Are you working on the GUEST experience or on YOUR experience?
Like it or not, we are in an experience-based economy. We will continue to see organizations determined to commoditize everything based on price such as Groupon, but like Groupon, they are not the future. For those of us who can remember when America re-discovered Edwards Deming and began to figure out how to build quality into products and services, we are at another tipping point. This time it concerns understanding experiences.
There is still a great deal of “experience-talk” by organizations and their marketing arms, but at the same time we are seeing more conscious or unconscious integration of experiences into goods and services. As organizations move down the experience path, there is a critical decision that is often overlooked: Are you going to work on the GUEST experience or YOUR experience?

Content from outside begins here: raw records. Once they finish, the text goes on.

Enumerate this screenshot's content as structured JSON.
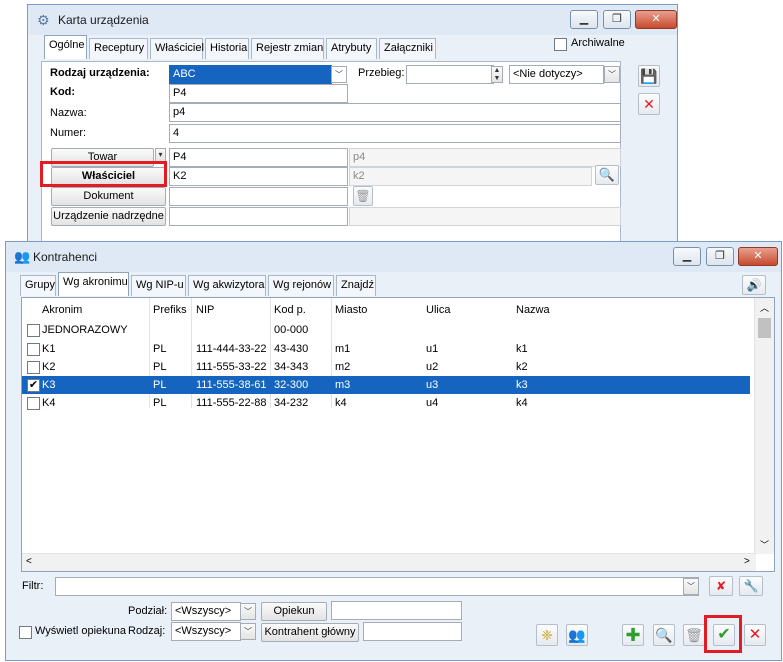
{
  "card": {
    "title": "Karta urządzenia",
    "archive_label": "Archiwalne",
    "tabs": [
      "Ogólne",
      "Receptury",
      "Właściciel",
      "Historia",
      "Rejestr zmian",
      "Atrybuty",
      "Załączniki"
    ],
    "device_type_label": "Rodzaj urządzenia:",
    "device_type_value": "ABC",
    "mileage_label": "Przebieg:",
    "mileage_value": "",
    "mileage_unit": "<Nie dotyczy>",
    "code_label": "Kod:",
    "code_value": "P4",
    "name_label": "Nazwa:",
    "name_value": "p4",
    "number_label": "Numer:",
    "number_value": "4",
    "goods_button": "Towar",
    "goods_code": "P4",
    "goods_name": "p4",
    "owner_button": "Właściciel",
    "owner_code": "K2",
    "owner_name": "k2",
    "document_button": "Dokument",
    "document_value": "",
    "parent_button": "Urządzenie nadrzędne",
    "parent_code": "",
    "parent_name": ""
  },
  "contractors": {
    "title": "Kontrahenci",
    "tabs": [
      "Grupy",
      "Wg akronimu",
      "Wg NIP-u",
      "Wg akwizytora",
      "Wg rejonów",
      "Znajdź"
    ],
    "columns": [
      "Akronim",
      "Prefiks",
      "NIP",
      "Kod p.",
      "Miasto",
      "Ulica",
      "Nazwa"
    ],
    "rows": [
      {
        "akronim": "JEDNORAZOWY",
        "prefiks": "",
        "nip": "",
        "kod": "00-000",
        "miasto": "",
        "ulica": "",
        "nazwa": ""
      },
      {
        "akronim": "K1",
        "prefiks": "PL",
        "nip": "111-444-33-22",
        "kod": "43-430",
        "miasto": "m1",
        "ulica": "u1",
        "nazwa": "k1"
      },
      {
        "akronim": "K2",
        "prefiks": "PL",
        "nip": "111-555-33-22",
        "kod": "34-343",
        "miasto": "m2",
        "ulica": "u2",
        "nazwa": "k2"
      },
      {
        "akronim": "K3",
        "prefiks": "PL",
        "nip": "111-555-38-61",
        "kod": "32-300",
        "miasto": "m3",
        "ulica": "u3",
        "nazwa": "k3"
      },
      {
        "akronim": "K4",
        "prefiks": "PL",
        "nip": "111-555-22-88",
        "kod": "34-232",
        "miasto": "k4",
        "ulica": "u4",
        "nazwa": "k4"
      }
    ],
    "filter_label": "Filtr:",
    "filter_value": "",
    "split_label": "Podział:",
    "split_value": "<Wszyscy>",
    "kind_label": "Rodzaj:",
    "kind_value": "<Wszyscy>",
    "guardian_button": "Opiekun",
    "guardian_value": "",
    "main_contractor_button": "Kontrahent główny",
    "main_contractor_value": "",
    "show_guardian_label": "Wyświetl opiekuna"
  },
  "colors": {
    "selection": "#1565c0",
    "highlight_frame": "#e31b23",
    "close_button": "#c74a2e"
  }
}
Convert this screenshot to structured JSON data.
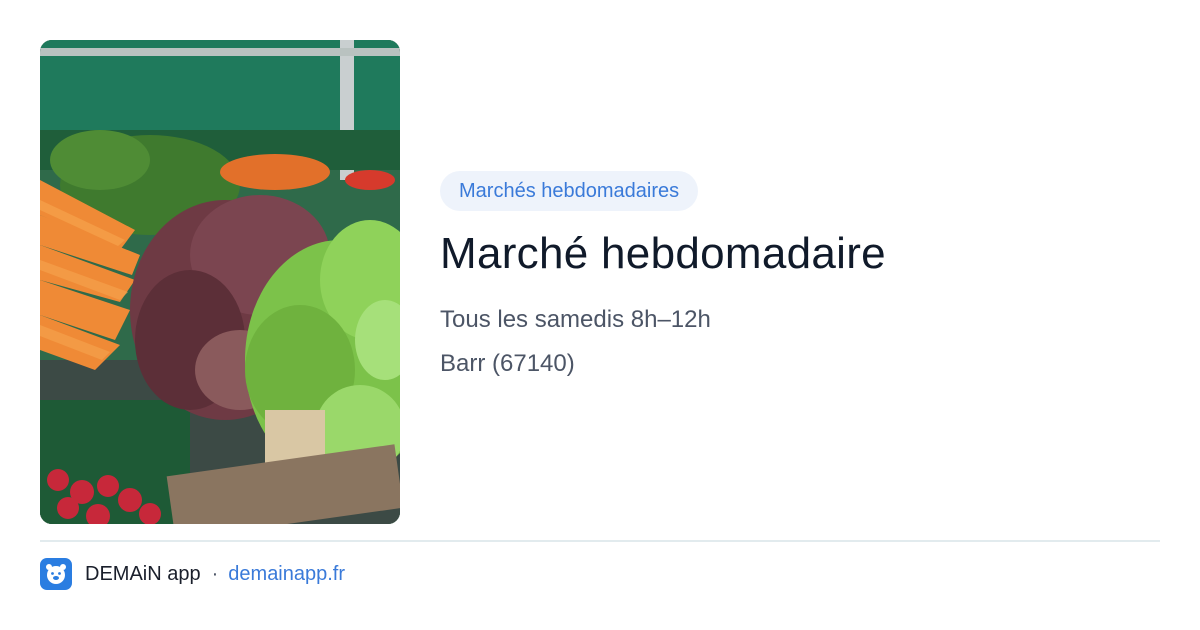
{
  "event": {
    "category": "Marchés hebdomadaires",
    "title": "Marché hebdomadaire",
    "schedule": "Tous les samedis 8h–12h",
    "location": "Barr (67140)"
  },
  "footer": {
    "app_name": "DEMAiN app",
    "separator": "·",
    "url": "demainapp.fr"
  },
  "icons": {
    "app_logo": "bear-face-icon"
  },
  "colors": {
    "accent": "#3a7ad9",
    "badge_bg": "#eef3fb",
    "title": "#101a2a",
    "muted": "#4c5566",
    "divider": "#e2ebee",
    "logo_bg": "#2a7de1"
  }
}
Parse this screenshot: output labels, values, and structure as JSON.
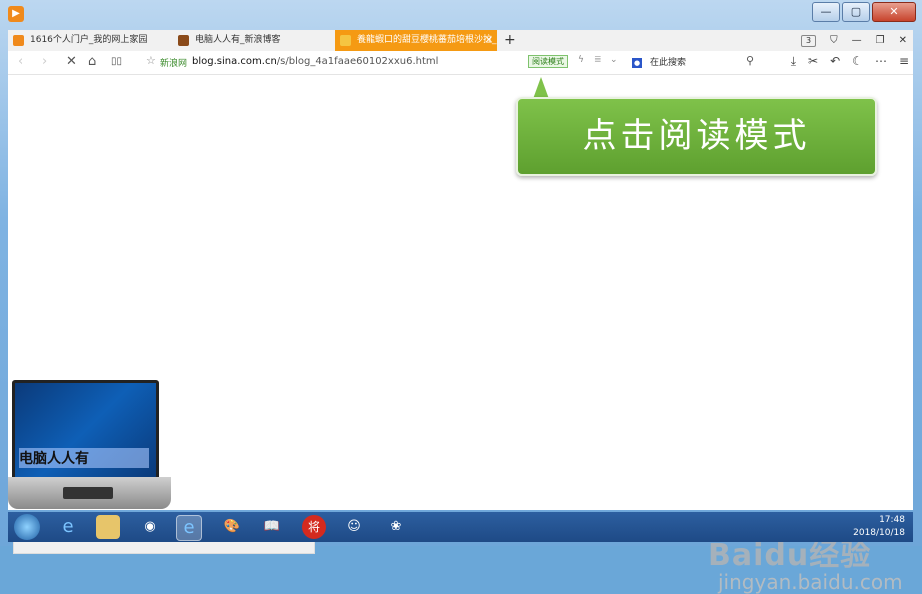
{
  "window": {
    "app_icon": "play-icon",
    "buttons": {
      "minimize": "—",
      "maximize": "▢",
      "close": "✕"
    }
  },
  "tabs": [
    {
      "label": "1616个人门户_我的网上家园",
      "favicon_color": "#f08a1c",
      "active": false
    },
    {
      "label": "电脑人人有_新浪博客",
      "favicon_color": "#8a4a1a",
      "active": false
    },
    {
      "label": "養龍蝦口的甜豆櫻桃蕃茄培根沙拉_E",
      "favicon_color": "#f5c542",
      "active": true
    }
  ],
  "tab_controls": {
    "new_tab": "+",
    "count": "3",
    "shirt": "👕",
    "min": "—",
    "restore": "❐",
    "close": "✕"
  },
  "navbar": {
    "back": "‹",
    "forward": "›",
    "stop": "✕",
    "home": "⌂",
    "reader": "▯▯",
    "star": "☆",
    "site_name": "新浪网",
    "url_domain": "blog.sina.com.cn",
    "url_path": "/s/blog_4a1faae60102xxu6.html",
    "read_mode": "阅读模式",
    "search_placeholder": "在此搜索"
  },
  "callout": {
    "text": "点击阅读模式",
    "color": "#6db33d"
  },
  "laptop": {
    "label": "电脑人人有"
  },
  "taskbar": {
    "clock_time": "17:48",
    "clock_date": "2018/10/18"
  },
  "watermark": {
    "brand": "Baidu经验",
    "url": "jingyan.baidu.com"
  }
}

We are all closer to our own work than our guest’s experience. We tend to see them as one. They are not. Let me offer an illustration.
My husband is a chef. Every morning he would get up and head to the market to buy the best ingredients he could find. He would return to the restaurant and do an initial prep deciding on particular dishes based on what he had found in the market. Hours later the staff would come in and complete the prep. Later yet, guests would arrive and they would kick into gear creating individual dishes for each guest. Finally, they would begin the process of “closing” the kitchen for the evening and preparing for the next day. This was his restaurant experience
His guests had a very different experience. Every morning they would get up and at some point during the day decide to dine out calling the restaurant or going online for a reservation. Later, they would drive to the restaurant and attempt to find a place to park (not easy in downtown Ann Arbor). Once inside, they would confirm their reservation and be seated. They would review the menu and shortly thereafter order. For the next few steps in the guest experience, my husband’s restaurant experience and his guests would closely interact. At some point, the guest would pay the bill and go in search of their vehicles hoping to have avoided a ticket, and finally, drive home reflecting on their meal.
These experiences are not the same. My husband, the chef, could do EVERYTHING perfect in his experience and fail. The guest judges the experience on the totality of THEIR experience, not his.
In the experience economy, it is critical to understand that there are at least TWO experiences and that are different.
Which experience are you working on?